****"Jack Rabbit" is the 2007 Grand Prize Winner for Best Song in the Children's Category in the JOHN LENNON SONGWRITING COMPETITION! Congratulations JACK RABBIT, and his author, Clancy Bounds.
****"The Oak" is the 2007 Finalist in the Children's category in the JOHN LENNON SONGWRITING COMPETITION! Congrats Again, Clancy!
Cooper and Bounds are a San Francisco based songwriting and singing duo who have both been nominated nationally for best song at the Kerrville Folk Festival in Texas and The Napa Folk Festival in California. They perform locally at festivals and venues in the bay area.
Uh Oh Moon Reviews:
"There is so much to love about this CD: Intelligent, introspective tunes and beautifully blended voices riding on a bed of tasty instrumentation and impeccable production values, for starters … great for bedtime, daytime, anytime actually." -John Wood, "THE JOHN WOOD REVUE" Kidzmusic.com
"Cooper and Bounds seem to have found each other in some type of divine musical intervention, because their voices sound so natural together."- Stephanie Joudrey, indie-music.com (March 4. 2006)
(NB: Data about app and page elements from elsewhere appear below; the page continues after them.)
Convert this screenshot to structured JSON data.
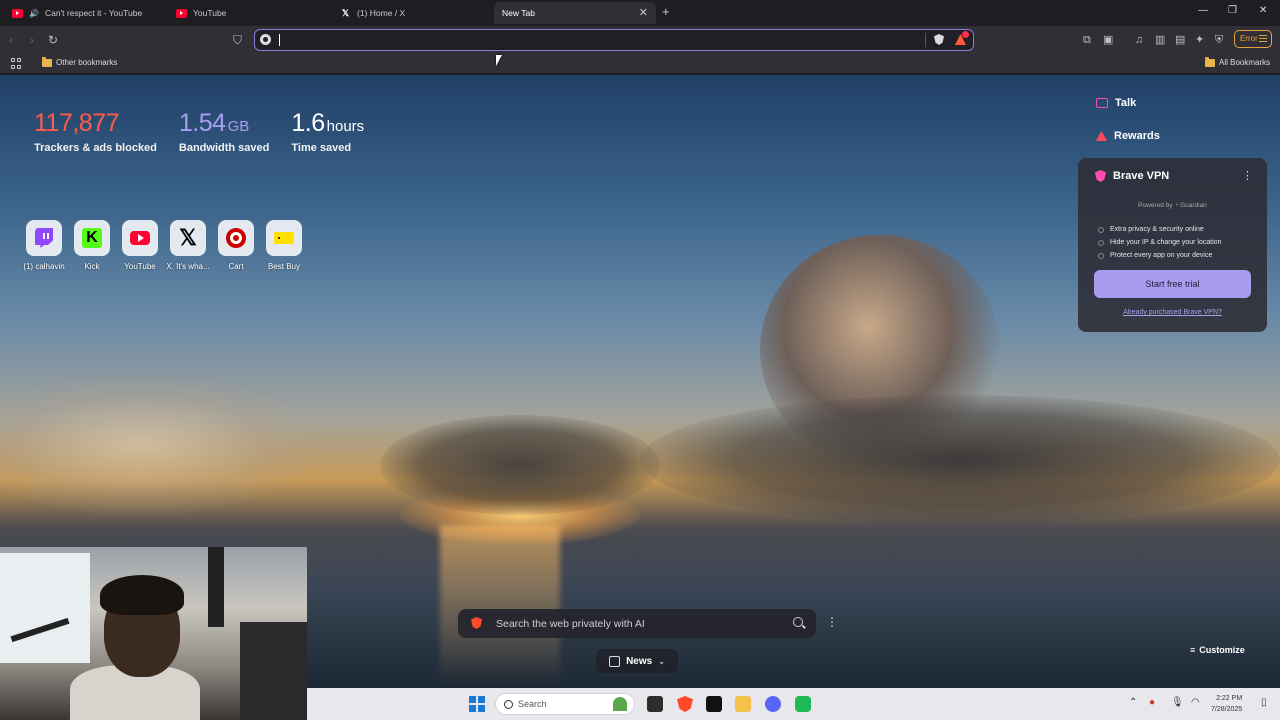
{
  "tabs": [
    {
      "title": "Can't respect it - YouTube",
      "favicon": "youtube-icon",
      "audio": true
    },
    {
      "title": "YouTube",
      "favicon": "youtube-icon"
    },
    {
      "title": "(1) Home / X",
      "favicon": "x-icon"
    },
    {
      "title": "New Tab",
      "active": true
    }
  ],
  "toolbar": {
    "address_value": "",
    "error_label": "Error"
  },
  "bookmarks": {
    "other": "Other bookmarks",
    "all": "All Bookmarks"
  },
  "stats": [
    {
      "value": "117,877",
      "unit": "",
      "label": "Trackers & ads blocked",
      "color": "#ff5a4a"
    },
    {
      "value": "1.54",
      "unit": "GB",
      "label": "Bandwidth saved",
      "color": "#a79ff0"
    },
    {
      "value": "1.6",
      "unit": "hours",
      "label": "Time saved",
      "color": "#ffffff"
    }
  ],
  "top_sites": [
    {
      "label": "(1) calhavin",
      "icon": "twitch-icon"
    },
    {
      "label": "Kick",
      "icon": "kick-icon"
    },
    {
      "label": "YouTube",
      "icon": "youtube-icon"
    },
    {
      "label": "X. It's wha...",
      "icon": "x-icon"
    },
    {
      "label": "Cart",
      "icon": "target-icon"
    },
    {
      "label": "Best Buy",
      "icon": "bestbuy-icon"
    }
  ],
  "right_panel": {
    "talk": "Talk",
    "rewards": "Rewards",
    "vpn": {
      "title": "Brave VPN",
      "powered_by": "Powered by",
      "powered_brand": "Guardian",
      "features": [
        "Extra privacy & security online",
        "Hide your IP & change your location",
        "Protect every app on your device"
      ],
      "cta": "Start free trial",
      "already": "Already purchased Brave VPN?"
    }
  },
  "search": {
    "placeholder": "Search the web privately with AI"
  },
  "news": "News",
  "customize": "Customize",
  "taskbar": {
    "search": "Search",
    "time": "2:22 PM",
    "date": "7/28/2025"
  },
  "colors": {
    "accent": "#8b7ad6",
    "brave": "#ff4a2a",
    "vpn_button": "#a99cf0"
  }
}
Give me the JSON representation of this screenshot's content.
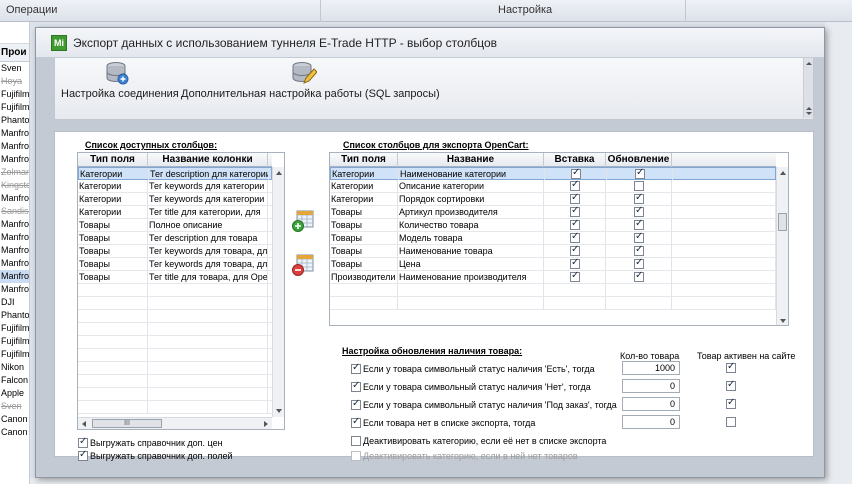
{
  "background": {
    "tabs": [
      "Операции",
      "Настройка"
    ],
    "list_header": "Прои",
    "list_items": [
      {
        "text": "Sven",
        "strike": false,
        "sel": false
      },
      {
        "text": "Hoya",
        "strike": true,
        "sel": false
      },
      {
        "text": "Fujifilm",
        "strike": false,
        "sel": false
      },
      {
        "text": "Fujifilm",
        "strike": false,
        "sel": false
      },
      {
        "text": "Phantom",
        "strike": false,
        "sel": false
      },
      {
        "text": "Manfrotto",
        "strike": false,
        "sel": false
      },
      {
        "text": "Manfrotto",
        "strike": false,
        "sel": false
      },
      {
        "text": "Manfrotto",
        "strike": false,
        "sel": false
      },
      {
        "text": "Zolmann",
        "strike": true,
        "sel": false
      },
      {
        "text": "Kingston",
        "strike": true,
        "sel": false
      },
      {
        "text": "Manfrotto",
        "strike": false,
        "sel": false
      },
      {
        "text": "Sandisk",
        "strike": true,
        "sel": false
      },
      {
        "text": "Manfrotto",
        "strike": false,
        "sel": false
      },
      {
        "text": "Manfrotto",
        "strike": false,
        "sel": false
      },
      {
        "text": "Manfrotto",
        "strike": false,
        "sel": false
      },
      {
        "text": "Manfrotto",
        "strike": false,
        "sel": false
      },
      {
        "text": "Manfrotto",
        "strike": false,
        "sel": true
      },
      {
        "text": "Manfrotto",
        "strike": false,
        "sel": false
      },
      {
        "text": "DJI",
        "strike": false,
        "sel": false
      },
      {
        "text": "Phantom",
        "strike": false,
        "sel": false
      },
      {
        "text": "Fujifilm",
        "strike": false,
        "sel": false
      },
      {
        "text": "Fujifilm",
        "strike": false,
        "sel": false
      },
      {
        "text": "Fujifilm",
        "strike": false,
        "sel": false
      },
      {
        "text": "Nikon",
        "strike": false,
        "sel": false
      },
      {
        "text": "Falcon",
        "strike": false,
        "sel": false
      },
      {
        "text": "Apple",
        "strike": false,
        "sel": false
      },
      {
        "text": "Sven",
        "strike": true,
        "sel": false
      },
      {
        "text": "Canon",
        "strike": false,
        "sel": false
      },
      {
        "text": "Canon",
        "strike": false,
        "sel": false
      }
    ]
  },
  "dialog": {
    "title": "Экспорт данных с использованием туннеля E-Trade HTTP - выбор столбцов",
    "app_icon": "Мi",
    "ribbon": [
      {
        "label": "Настройка соединения",
        "icon": "database-connection-icon"
      },
      {
        "label": "Дополнительная настройка работы (SQL запросы)",
        "icon": "database-edit-icon"
      }
    ],
    "available": {
      "label": "Список доступных столбцов:",
      "headers": [
        "Тип поля",
        "Название колонки"
      ],
      "rows": [
        [
          "Категории",
          "Тег description для категории"
        ],
        [
          "Категории",
          "Тег keywords для категории"
        ],
        [
          "Категории",
          "Тег keywords для категории"
        ],
        [
          "Категории",
          "Тег title для категории, для"
        ],
        [
          "Товары",
          "Полное описание"
        ],
        [
          "Товары",
          "Тег description для товара"
        ],
        [
          "Товары",
          "Тег keywords для товара, для"
        ],
        [
          "Товары",
          "Тег keywords для товара, для"
        ],
        [
          "Товары",
          "Тег title для товара, для Ope"
        ]
      ],
      "hscroll_grip": "III"
    },
    "export": {
      "label": "Список столбцов для экспорта OpenCart:",
      "headers": [
        "Тип поля",
        "Название",
        "Вставка",
        "Обновление"
      ],
      "rows": [
        {
          "type": "Категории",
          "name": "Наименование категории",
          "insert": true,
          "update": true
        },
        {
          "type": "Категории",
          "name": "Описание категории",
          "insert": true,
          "update": false
        },
        {
          "type": "Категории",
          "name": "Порядок сортировки",
          "insert": true,
          "update": true
        },
        {
          "type": "Товары",
          "name": "Артикул производителя",
          "insert": true,
          "update": true
        },
        {
          "type": "Товары",
          "name": "Количество товара",
          "insert": true,
          "update": true
        },
        {
          "type": "Товары",
          "name": "Модель товара",
          "insert": true,
          "update": true
        },
        {
          "type": "Товары",
          "name": "Наименование товара",
          "insert": true,
          "update": true
        },
        {
          "type": "Товары",
          "name": "Цена",
          "insert": true,
          "update": true
        },
        {
          "type": "Производители",
          "name": "Наименование производителя",
          "insert": true,
          "update": true
        }
      ]
    },
    "left_options": [
      {
        "label": "Выгружать справочник доп. цен",
        "checked": true
      },
      {
        "label": "Выгружать справочник доп. полей",
        "checked": true
      }
    ],
    "availability": {
      "label": "Настройка обновления наличия товара:",
      "col_qty": "Кол-во товара",
      "col_active": "Товар активен на сайте",
      "rows": [
        {
          "label": "Если у товара символьный статус наличия 'Есть', тогда",
          "checked": true,
          "qty": "1000",
          "active": true
        },
        {
          "label": "Если у товара символьный статус наличия 'Нет', тогда",
          "checked": true,
          "qty": "0",
          "active": true
        },
        {
          "label": "Если у товара символьный статус наличия 'Под заказ', тогда",
          "checked": true,
          "qty": "0",
          "active": true
        },
        {
          "label": "Если товара нет в списке экспорта, тогда",
          "checked": true,
          "qty": "0",
          "active": false
        }
      ],
      "extra": [
        {
          "label": "Деактивировать категорию, если её нет в списке экспорта",
          "checked": false,
          "disabled": false
        },
        {
          "label": "Деактивировать категорию, если в ней нет товаров",
          "checked": false,
          "disabled": true
        }
      ]
    }
  }
}
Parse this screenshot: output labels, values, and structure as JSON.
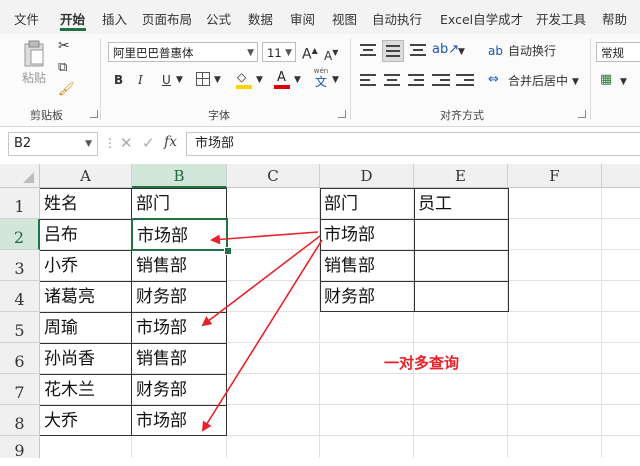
{
  "menu": {
    "tabs": [
      "文件",
      "开始",
      "插入",
      "页面布局",
      "公式",
      "数据",
      "审阅",
      "视图",
      "自动执行",
      "Excel自学成才",
      "开发工具",
      "帮助"
    ],
    "active_tab": "开始"
  },
  "ribbon": {
    "clipboard": {
      "paste_label": "粘贴",
      "group_label": "剪贴板"
    },
    "font": {
      "font_name": "阿里巴巴普惠体",
      "font_size": "11",
      "bold": "B",
      "italic": "I",
      "underline": "U",
      "font_color_glyph": "A",
      "phonetic_glyph": "文",
      "phonetic_small": "wén",
      "group_label": "字体"
    },
    "alignment": {
      "wrap_text": "自动换行",
      "merge_center": "合并后居中",
      "group_label": "对齐方式"
    },
    "number": {
      "format": "常规"
    }
  },
  "formula_bar": {
    "name_box": "B2",
    "fx": "fx",
    "value": "市场部"
  },
  "grid": {
    "columns": [
      "A",
      "B",
      "C",
      "D",
      "E",
      "F"
    ],
    "rows": [
      "1",
      "2",
      "3",
      "4",
      "5",
      "6",
      "7",
      "8",
      "9"
    ],
    "table_left": {
      "header": [
        "姓名",
        "部门"
      ],
      "rows": [
        [
          "吕布",
          "市场部"
        ],
        [
          "小乔",
          "销售部"
        ],
        [
          "诸葛亮",
          "财务部"
        ],
        [
          "周瑜",
          "市场部"
        ],
        [
          "孙尚香",
          "销售部"
        ],
        [
          "花木兰",
          "财务部"
        ],
        [
          "大乔",
          "市场部"
        ]
      ]
    },
    "table_right": {
      "header": [
        "部门",
        "员工"
      ],
      "rows": [
        "市场部",
        "销售部",
        "财务部"
      ]
    },
    "selected_cell": "B2"
  },
  "annotation": "一对多查询",
  "colors": {
    "accent": "#217346",
    "arrow": "#e8222a"
  }
}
Kids Play WLUW 88.7 FM Chicago, IL, also webcast, (www.wluw.org)
Loopy Moose Radio, webcast (www.loopymoose.com)
Kid Mix Radio, webcast (www.kidmixradio.net)
Hip Young Parent (HYP) Radio, webcast (www.hipyoungparent.com)
Kid Rhythm Radio KBPS 1450 AM Portland, OR
WPKN 89.5 FM, "The Carousel" Fairfield, CT
Buck Howdy's Cowpie Radio on XM and other smaller stations
"Voices and songs that melt in your heart, and a consciousness that makes you stand up with gospel fervor and say, "YES".-Terri Garthwaite, Joy of Cooking, Singer, Producer-
"Outstounding vocals, harmonies made in heaven, strange and beautiful lyrics; and there is something more than that, something special about them just on the other side of where words can't go. Be prepared to laugh; not because they are funny (they are), but because they bring such joy to the stage. And be prepared to cry-not because their songs are so sad, but because they touch you with such sweetness and sharpness that it is physically tangible. There is a high level of integrity to these musical creations. An unexpected sophistication woven through seemingly simple stories sung to straightforward melodies. The musicianship and technical arrangements belie that simplicity, seducing the intellect, until caught delightfully unaware by the heart." -Heidi Barton, Mainstage Director of the San Francisco Folk Festival (nine years ) Concert Promoter and Founder, "Music for the Folk By the Folk"-
"Their harmonies are heavenly and their original lyrics are strange and hauntingly beautiful. They¹ve been enormous hits at the last two San Francisco Folk Festivals."
-Randy Pitts, Director, Freight and Salvage, Berkeley
THE STORY OF THE UH OH MOON
THE UH OH MOON: You leave your house. In your mind, maybe in a dream, you can fly, swim around through rainbows, avoiding the points of stars, but in any case, you are out of the house and on an adventure and it is night and the moon is as big and as round as the earth. UH OH.
AFRICA: Oddly, given that just a minute a go you were surrounded by the dark night, you are in Africa and the sky is red and the hills are blue. We think the hills are blue to coax Giraffes into keeping their heads held high. Giraffe's tongues are blue and so they like to be near their friend, the sky.
ON OUR PLANET: And then you think, being a Citizen of This Planet is an interesting thing. You like it and decide to circle round it and sing about what you see. You hope you can remember by morning.
JACK RABBIT: Looking down, you see Jack The Rabbit, a tricky guy who hops in, hops out, and loves the one he's with.
THE HERE AND NOW: He lives in the Here and Now.
THE COYOTE: In Taos, where Coyote hangs his hat, ladies hide their laundry and stash their pearls away. Coyote pleads our case with the moon and can be seen doing this after a few drinks every so often.
GREEN VALLEYS: In the Rain Forest, a bird is finding a new home. They have to move a lot because the trees keep getting cut down and then they pop up somewhere else. It's a good thing they don't have much stuff to pack.
THE HAPPY LOSER: On an Island you decide it would be nice to have a million dollars. You don't know where you'll put a million dollars exactly because you don't have any pockets. It would be nice however.
THE OAK: In Ireland you sit down and lean up against an ancient oak. He tells you of his life, the rain that falls on him and the birds who land their tiny feet on his branches. He has seen the world and passers by for so long it makes you know how young and how small you are.
HUG ME: Back at school you are standing in the hall. You are waiting for a showdown. But you just hug instead. It's much more fun.
THIS TOWN: You are back on the road, on main street, in your town, walking. You have a hole in your sock which makes for an interesting dance.
GLAD FOR THE END OF THE DAY: And finally, you are Glad, as you are tired and it is almost a new day.